A wholesale review of Britain's railways has found that problems which lead to a raft of delays and cancellations this Summer came down to engineering work in Bolton. Seamus McDonnell reports.

ELECTRIFICATION through Bolton was at the centre of the problems which led to chaos for railway passengers this Summer.

The Office of Rail and Road (ORR), has produced an interim report, which says that operatives from the Department for Transport, Network Rail and Northern should all take responsibility for the “significant cancellations and delays” which hit travellers across the North West.

Infrastructure work on the 'Bolton Corridor' was one of the central issues highlighted in the report, with ORR chair Professor Stephen Glaister saying plans to complete the work in time for May were “excessively optimistic” and led to a lack of time to plan a major national timetable change.

Professor Glaister said: “The May 2018 timetable was meant to offer more services and reliability, but in reality it led to major disruption for passengers. Today’s report uncovers the issues that Network Rail, GTR, Northern, ORR and the DfT together need to address to stop this disruption happening again.

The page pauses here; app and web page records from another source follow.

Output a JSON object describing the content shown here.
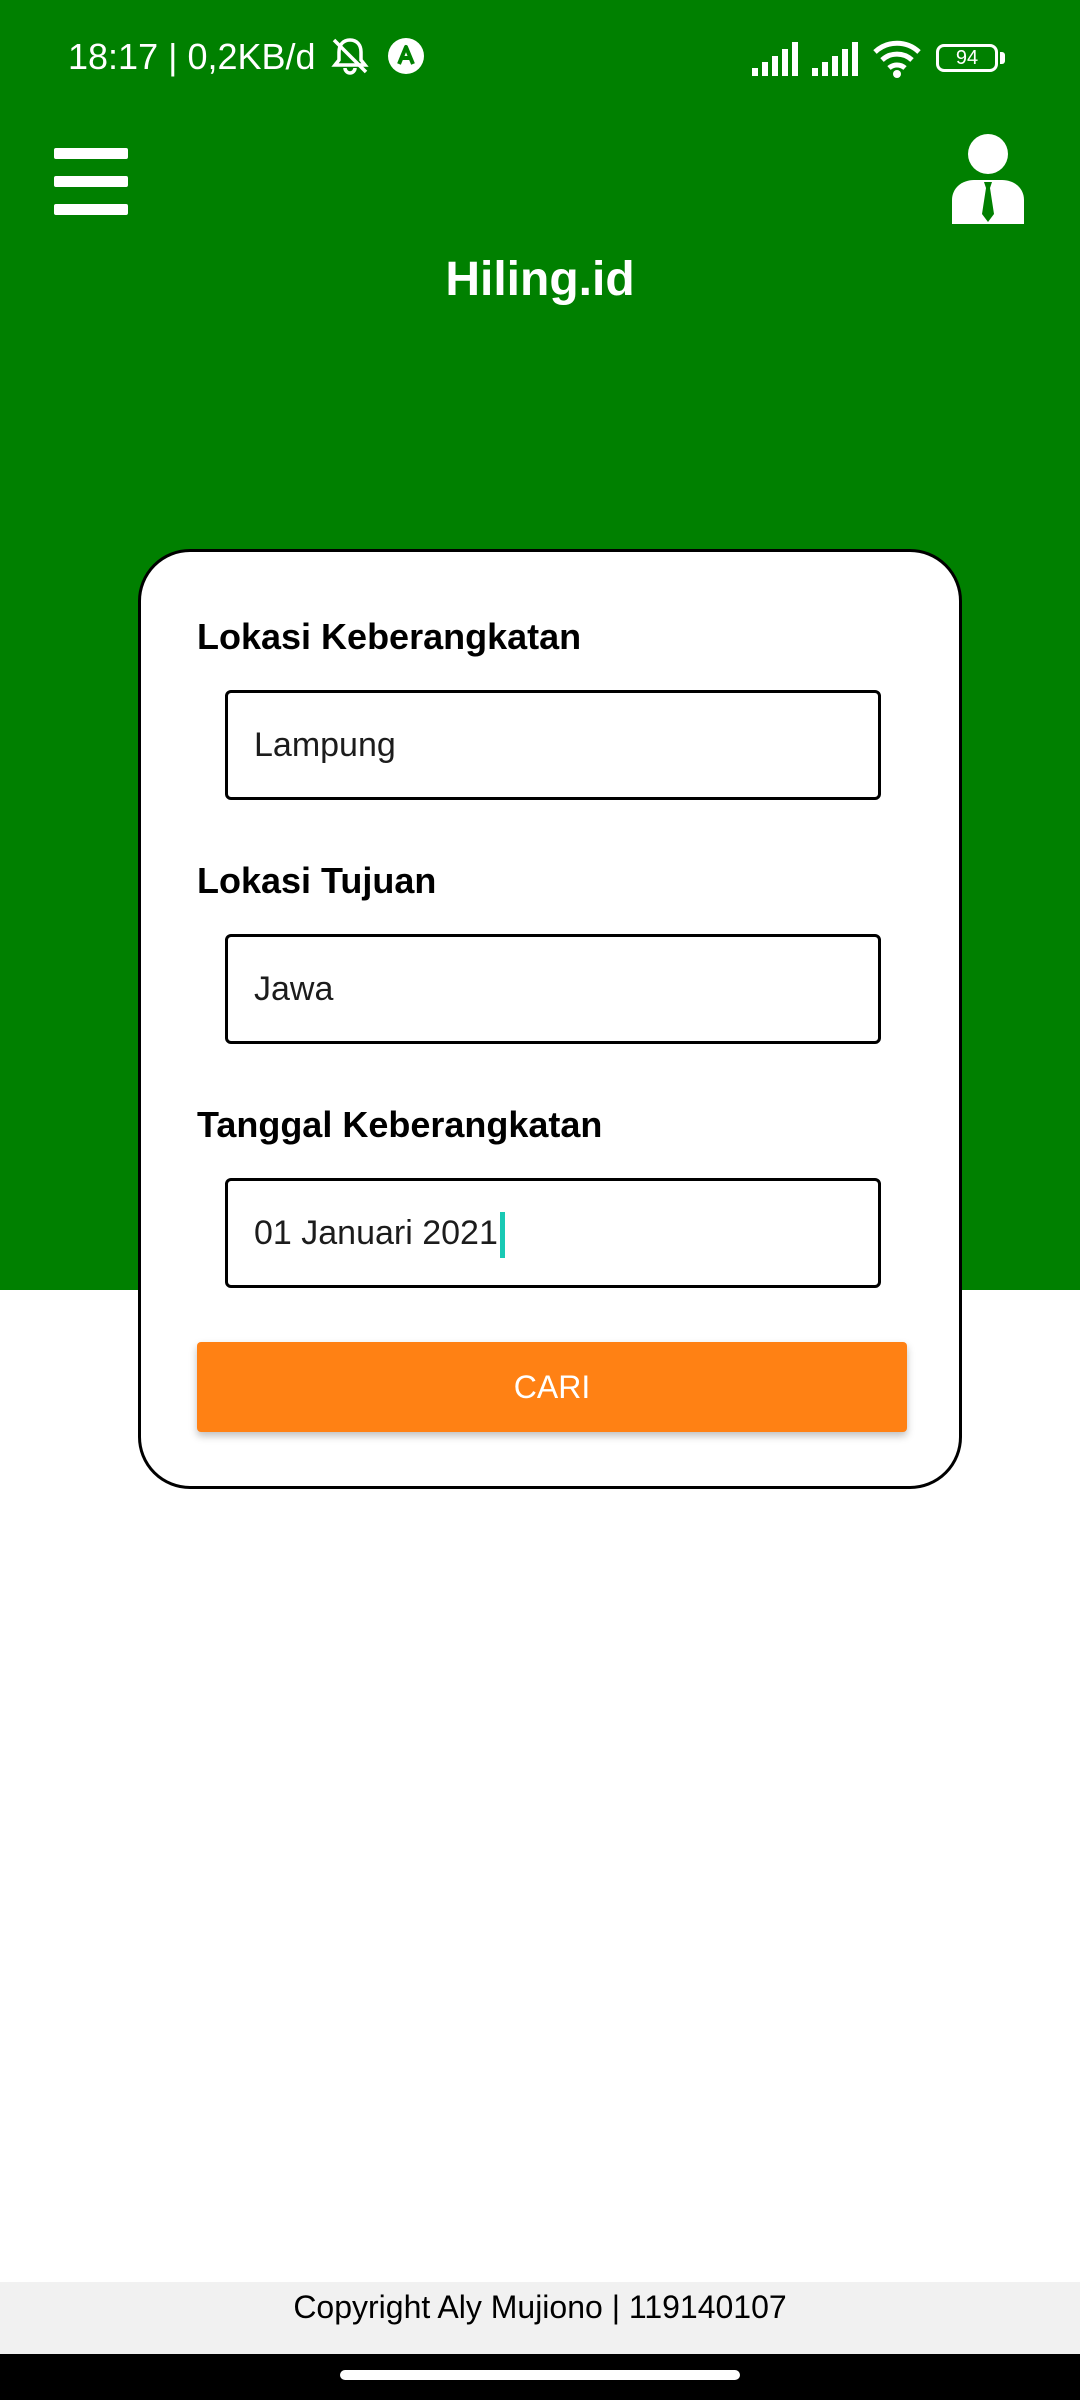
{
  "status_bar": {
    "time_and_speed": "18:17 | 0,2KB/d",
    "battery_level": "94",
    "icons": [
      "bell-off-icon",
      "app-notification-icon",
      "signal-icon",
      "signal-icon",
      "wifi-icon",
      "battery-icon"
    ]
  },
  "app_bar": {
    "title": "Hiling.id",
    "menu_icon": "hamburger-menu-icon",
    "profile_icon": "user-profile-icon"
  },
  "form": {
    "departure": {
      "label": "Lokasi Keberangkatan",
      "value": "Lampung"
    },
    "destination": {
      "label": "Lokasi Tujuan",
      "value": "Jawa"
    },
    "date": {
      "label": "Tanggal Keberangkatan",
      "value": "01 Januari 2021"
    },
    "search_button": "CARI"
  },
  "footer": {
    "text": "Copyright Aly Mujiono | 119140107"
  },
  "colors": {
    "primary_green": "#008000",
    "button_orange": "#ff8114",
    "caret_teal": "#19c9b4"
  }
}
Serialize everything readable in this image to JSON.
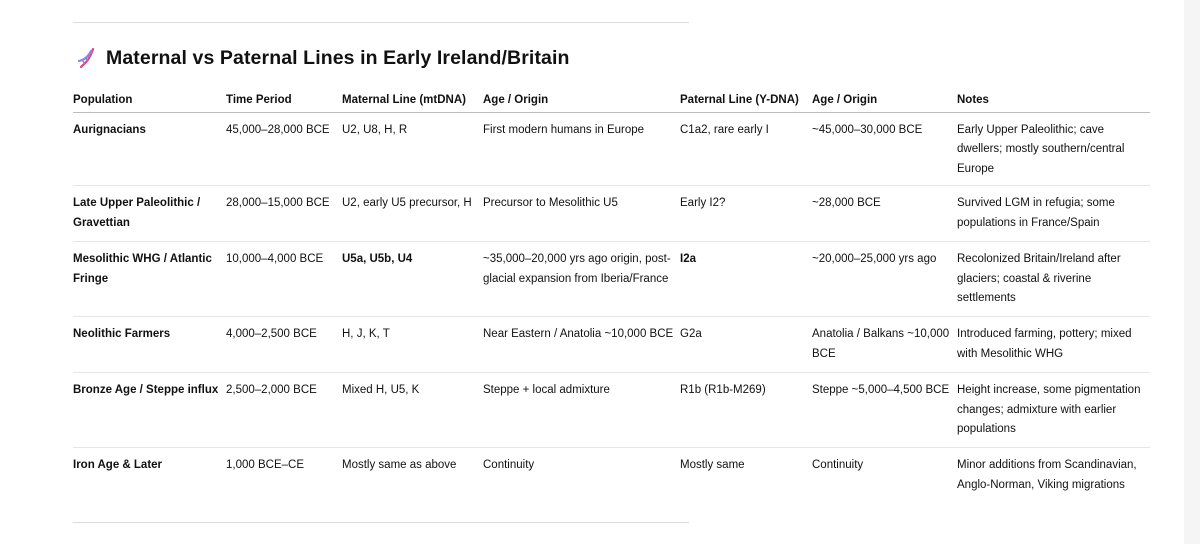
{
  "title": "Maternal vs Paternal Lines in Early Ireland/Britain",
  "title_icon": "dna-icon",
  "table": {
    "headers": [
      "Population",
      "Time Period",
      "Maternal Line (mtDNA)",
      "Age / Origin",
      "Paternal Line (Y-DNA)",
      "Age / Origin",
      "Notes"
    ],
    "rows": [
      [
        "Aurignacians",
        "45,000–28,000 BCE",
        "U2, U8, H, R",
        "First modern humans in Europe",
        "C1a2, rare early I",
        "~45,000–30,000 BCE",
        "Early Upper Paleolithic; cave dwellers; mostly southern/central Europe"
      ],
      [
        "Late Upper Paleolithic / Gravettian",
        "28,000–15,000 BCE",
        "U2, early U5 precursor, H",
        "Precursor to Mesolithic U5",
        "Early I2?",
        "~28,000 BCE",
        "Survived LGM in refugia; some populations in France/Spain"
      ],
      [
        "Mesolithic WHG / Atlantic Fringe",
        "10,000–4,000 BCE",
        "U5a, U5b, U4",
        "~35,000–20,000 yrs ago origin, post-glacial expansion from Iberia/France",
        "I2a",
        "~20,000–25,000 yrs ago",
        "Recolonized Britain/Ireland after glaciers; coastal & riverine settlements"
      ],
      [
        "Neolithic Farmers",
        "4,000–2,500 BCE",
        "H, J, K, T",
        "Near Eastern / Anatolia ~10,000 BCE",
        "G2a",
        "Anatolia / Balkans ~10,000 BCE",
        "Introduced farming, pottery; mixed with Mesolithic WHG"
      ],
      [
        "Bronze Age / Steppe influx",
        "2,500–2,000 BCE",
        "Mixed H, U5, K",
        "Steppe + local admixture",
        "R1b (R1b-M269)",
        "Steppe ~5,000–4,500 BCE",
        "Height increase, some pigmentation changes; admixture with earlier populations"
      ],
      [
        "Iron Age & Later",
        "1,000 BCE–CE",
        "Mostly same as above",
        "Continuity",
        "Mostly same",
        "Continuity",
        "Minor additions from Scandinavian, Anglo-Norman, Viking migrations"
      ]
    ],
    "bold_cells": [
      [
        2,
        2
      ],
      [
        2,
        4
      ]
    ]
  }
}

“Central to the issues were that good intentions and over-optimism within the rail industry about its ability to recover missed deadlines left no time to uncover and fix problems. When problems arose, timetable planners were stretched and train operators were ill-equipped to help passengers. This meant that staff worked in very difficult circumstances to do as good a job as possible and I thank them for their efforts.”

Following the findings of the investigation, transport secretary Chris Grayling has announced a ‘root and branch review’ of the way Britain’s railway operates.

The MP, who has repeatedly come under-fire for his lack of reaction to problems with the railways, claimed the structure of the rail industry is “no longer fit to meet today’s challenges and cope with increasing customer demand”.

He added: “We’ve been clear that the railway needs reform to prioritise its passengers, and we have set out plans for closer partnerships between operators of track and train, including on the London North Eastern Railway and South Eastern networks.

“But, as part of our vision for the future of mobility, we need to go further and more quickly, to get the best from the public and private sectors and deliver the railway we need for the 21st century. It is vital that this review leaves no stone unturned and makes bold recommendations for the future.”

Network Rail - the government’s arms-length body responsible for managing the railways - received heavy criticism in the report for delays its North West Electrification Programme, many of which occurred because of issues around Bolton stations.

Engineers were running behind on the project towards the end of 2017 and made the decision to close the railways to allow work over Christmas in an effort to catch up. Professor Glaister points to this as an event which created “critical risk” and ultimately played a major part in the lack of time left to plan for May’s timetable change.

In response, Andrew Haines, Network Rail chief executive, has apologised to train passengers.

He said: “Today, I’d like to add my sincerest apologies to passengers for letting them down with May’s timetable troubles. A whole system approach to timetable planning must be the way ahead and we have already started on that path with the new winter timetable due in December that will see some modest improvements.”

The review also revealed that there were plans to close the railways again in January to give Network Rail even more time to catch up to the planned schedule.

However, this was deemed “too disruptive” leaving Northern, the company which operates the trains, just 16 weeks to complete a planning process which usually takes 40.

The review absolves Northern of some blame, saying the firm initially “took reasonable measures” and “engaged properly with the timetabling process”, as well as acting quickly to impose an interim timetable.

But, the company was found to have “failed to adequately understand or communicate the risks” in relation to a lack of drivers ahead of the timetable change.

In a statement, a Northern spokesman called the disruption “unacceptable” and apologised “unreservedly” to customers.